Got buffering problems? It’s all Netflix’s fault, says Verizon. The Internet Service Provider published a lengthy blog post Thursday arguing that Netflix’s mismanagement of its video streaming traffic has led to slower speeds for users. It’s the latest salvo in a months-long public relations battle over who should pay for Internet traffic.
Following users’ complaints about slow speeds, Verizon says it studied congestion across many points in its network using a test case in Los Angeles. The company looked at both the point where content is delivered into users’ homes and the interconnection points where transit providers deliver data from content companies like Netflix to consumer-facing ISPs like Verizon. For most content delivered to Verizon’s network, there was no congestion. However, Netflix content approached 100% capacity during peak utilization hours, which can lead to slower buffering speeds for end users.
According to Verizon, Netflix is to blame for this because the company didn’t reserve enough capacity, either through the transit providers or through Verizon directly, to accommodate the massive amount of video traffic it sends out on a daily basis.
“For whatever reason (perhaps to cut costs and improve its profitability), Netflix did not make arrangements to deliver this massive amount of traffic through connections that can handle it,” Verizon said in its blog post. “Netflix knew better.”
Netflix countered in a statement of its own, saying that ISPs are responsible for controlling congestion levels on their networks.
“When Verizon fails to upgrade those interconnections, consumers get a lousy experience despite paying for more than enough bandwidth to enjoy high-quality Netflix video,” a Netflix spokesman said in an email. “That’s why Netflix is calling for strong net neutrality that covers the interconnection needed for consumers to get the quality of INTER-net (sic) they pay for.”
Netflix has been advocating for months that video providers should not have to pay fees to ISPs to deliver their content efficiently (even though Netflix has in the past paid third parties such as Cogent for this service). The streaming service has tried to conflate the issue with net neutrality, arguing that such fees amount to a toll ISPs can use to prioritize certain Web-based services above others. ISPs such as Verizon and Comcast have pushed back, saying that Netflix and its customers should foot the bill for delivering its massive video traffic, not all the subscribers of a particular ISP.
For now, Netflix has agreed to pay both Verizon and Comcast fees to boost buffering speeds for customers. And the streaming service has abandoned an earlier strategy to blame Verizon directly within its app for slow streaming speeds. The Federal Communications Commission will likely be the final arbiter on who is to blame for slow buffering — the agency is currently investigating the dispute between Netflix and ISPs and may provide guidance on the issue when it drafts new regulations for net neutrality later this year.
The web-only network has more nominations than either Fox or Comedy Central

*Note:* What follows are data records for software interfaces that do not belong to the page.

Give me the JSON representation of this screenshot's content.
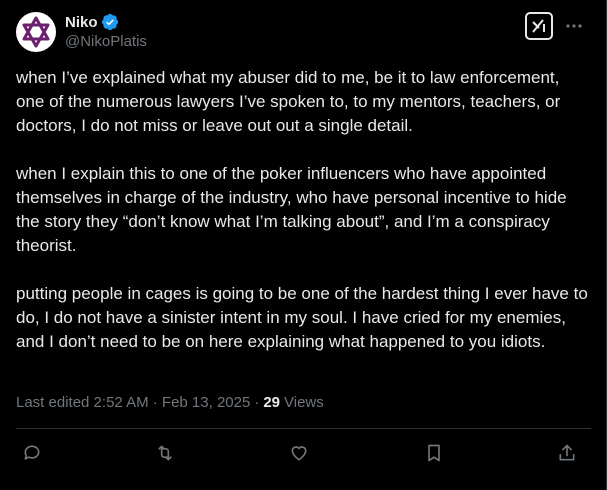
{
  "author": {
    "display_name": "Niko",
    "handle": "@NikoPlatis",
    "verified": true,
    "avatar_icon": "star-of-david-icon"
  },
  "post": {
    "paragraphs": [
      "when I’ve explained what my abuser did to me, be it to law enforcement, one of the numerous lawyers I’ve spoken to, to my mentors, teachers, or doctors, I do not miss or leave out out a single detail.",
      "when I explain this to one of the poker influencers who have appointed themselves in charge of the industry, who have personal incentive to hide the story they “don’t know what I’m talking about”, and I’m a conspiracy theorist.",
      "putting people in cages is going to be one of the hardest thing I ever have to do, I do not have a sinister intent in my soul. I have cried for my enemies, and I don’t need to be on here explaining what happened to you idiots."
    ],
    "edited_label": "Last edited 2:52 AM · Feb 13, 2025",
    "separator": "·",
    "views_count": "29",
    "views_label": "Views"
  },
  "actions": [
    {
      "name": "reply",
      "icon": "reply-icon"
    },
    {
      "name": "repost",
      "icon": "repost-icon"
    },
    {
      "name": "like",
      "icon": "like-icon"
    },
    {
      "name": "bookmark",
      "icon": "bookmark-icon"
    },
    {
      "name": "share",
      "icon": "share-icon"
    }
  ],
  "colors": {
    "background": "#000000",
    "text": "#e7e9ea",
    "muted": "#71767b",
    "verified": "#1d9bf0",
    "avatar_star": "#6b1f6e"
  }
}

After making television history in 2013 for earning the first ever Primetime Emmy Award nominations for online-only television, Netflix has followed it up in 2014 with 31 nominations. Take a look at a selection of the Emmys that they’re up for.